In addition to all of this, of course, there have been other examples throughout the past month of the extent to which Trump remains very much a man incapable of being controlled or reined in by anyone, including a retired Marine General. He has continued to use his Twitter account to consistently undermine the White House’s agenda on a wide variety of issues, and has displayed his continuing ability to be unable to go very long without being goaded by what he sees on the cable news shows that he appears to watch endlessly throughout the day and on the weekends. Additionally, as this report from the Times makes clear, it’s become rather apparent that he is not entirely comfortable with Kelly’s efforts to control access to the President and to control the information and news that flows to the President. For example, as the report above notes, Trump has apparently complained about the fact that the daily news digest that Kelly has prepared for him no longer includes the item from conservative sites such as The Daily Caller and Breitbart that he had become used to consuming since the beginning of his run for office in 2015. As a result, it seems clear that Kelly’s efforts to run an efficient and competently functioning White House will inevitably continue to clash with a President who has become a creature of habit who is not going to change the person he’s been for decades now.

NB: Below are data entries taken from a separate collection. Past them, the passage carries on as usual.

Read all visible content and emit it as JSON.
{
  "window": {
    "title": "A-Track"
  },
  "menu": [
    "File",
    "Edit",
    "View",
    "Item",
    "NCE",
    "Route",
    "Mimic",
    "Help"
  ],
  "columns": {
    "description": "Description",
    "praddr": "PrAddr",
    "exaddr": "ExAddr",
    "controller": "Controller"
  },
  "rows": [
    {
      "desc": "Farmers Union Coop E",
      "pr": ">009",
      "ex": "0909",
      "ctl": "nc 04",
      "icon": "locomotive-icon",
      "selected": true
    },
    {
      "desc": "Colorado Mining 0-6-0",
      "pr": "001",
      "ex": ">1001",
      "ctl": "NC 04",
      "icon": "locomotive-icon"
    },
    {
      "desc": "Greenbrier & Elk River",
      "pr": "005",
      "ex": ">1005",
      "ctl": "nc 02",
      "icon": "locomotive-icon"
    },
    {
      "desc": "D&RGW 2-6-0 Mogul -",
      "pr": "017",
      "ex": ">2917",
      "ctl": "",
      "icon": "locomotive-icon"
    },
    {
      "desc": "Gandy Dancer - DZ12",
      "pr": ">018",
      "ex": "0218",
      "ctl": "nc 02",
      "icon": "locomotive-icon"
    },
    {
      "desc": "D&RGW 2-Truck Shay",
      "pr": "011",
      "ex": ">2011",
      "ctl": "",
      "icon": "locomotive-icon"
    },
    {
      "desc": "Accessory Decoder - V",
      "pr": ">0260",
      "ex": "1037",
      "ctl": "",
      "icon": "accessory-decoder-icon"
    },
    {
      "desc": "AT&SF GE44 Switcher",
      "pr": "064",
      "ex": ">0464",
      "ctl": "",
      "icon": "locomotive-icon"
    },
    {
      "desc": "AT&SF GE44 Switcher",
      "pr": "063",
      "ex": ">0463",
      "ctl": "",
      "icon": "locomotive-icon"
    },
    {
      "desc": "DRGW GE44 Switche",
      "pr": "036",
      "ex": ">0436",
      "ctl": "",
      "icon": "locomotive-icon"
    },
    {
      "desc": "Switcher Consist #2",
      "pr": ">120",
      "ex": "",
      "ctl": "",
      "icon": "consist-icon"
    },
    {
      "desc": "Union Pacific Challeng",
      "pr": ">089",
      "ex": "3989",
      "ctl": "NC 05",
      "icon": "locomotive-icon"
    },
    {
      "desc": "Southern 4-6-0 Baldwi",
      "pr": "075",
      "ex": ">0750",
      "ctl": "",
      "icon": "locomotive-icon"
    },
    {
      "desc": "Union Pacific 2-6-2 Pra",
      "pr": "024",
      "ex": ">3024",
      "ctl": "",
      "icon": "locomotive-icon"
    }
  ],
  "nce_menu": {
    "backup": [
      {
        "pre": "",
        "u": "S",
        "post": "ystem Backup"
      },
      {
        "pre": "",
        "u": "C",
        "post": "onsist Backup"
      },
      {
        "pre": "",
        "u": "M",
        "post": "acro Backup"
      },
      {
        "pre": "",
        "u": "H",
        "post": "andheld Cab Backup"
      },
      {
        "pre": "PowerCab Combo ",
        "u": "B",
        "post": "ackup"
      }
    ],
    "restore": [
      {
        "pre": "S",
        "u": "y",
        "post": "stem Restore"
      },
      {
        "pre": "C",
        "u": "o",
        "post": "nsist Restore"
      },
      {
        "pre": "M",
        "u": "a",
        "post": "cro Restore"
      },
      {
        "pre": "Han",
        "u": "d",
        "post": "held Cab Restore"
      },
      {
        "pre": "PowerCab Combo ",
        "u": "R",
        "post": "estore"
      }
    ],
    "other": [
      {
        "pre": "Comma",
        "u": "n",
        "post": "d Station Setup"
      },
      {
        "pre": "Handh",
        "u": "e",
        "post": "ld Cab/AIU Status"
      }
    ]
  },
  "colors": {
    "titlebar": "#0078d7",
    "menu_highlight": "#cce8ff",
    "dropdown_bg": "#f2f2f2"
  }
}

In the end, all of this goes back to a fundamental truth about the Trump Administration. For months now, political analysts have wondered if one event or another will be the point at which Trump will pivot away from the way he’s been acting and settle down to being President. This is the same question that people asked during the course of the Presidential campaign every time Trump the candidate said or did something controversial. Inevitably, of course, Trump did not pivot, and even the addition of a retired Marine General to the West Wing has led him to pivot this time around. That isn’t entirely surprising, of course. Trump has been acting this way since he first burst onto the media scene some thirty years ago. At more than seventy years old, he’s quite simply not going to change now and that means the Trump Administration isn’t going to change. The problem with the Trump Administration wasn’t Sean Spicer, Reince Priebus, Anthony Scaramucci, Steve Bannon, or Sebastian Gorka. The problem with the Trump White House is Donald Trump himself, and as long as he’s there the problems are going to be the Administration’s default position. Kelly can continue his efforts to try to change that, but they aren’t going to succeed, and it’s most likely inevitable that Kelly and Trump are going to clash going forward. The only real question is how long Kelly lasts before he either quits in frustration over not being able to do his job or Trump fires him.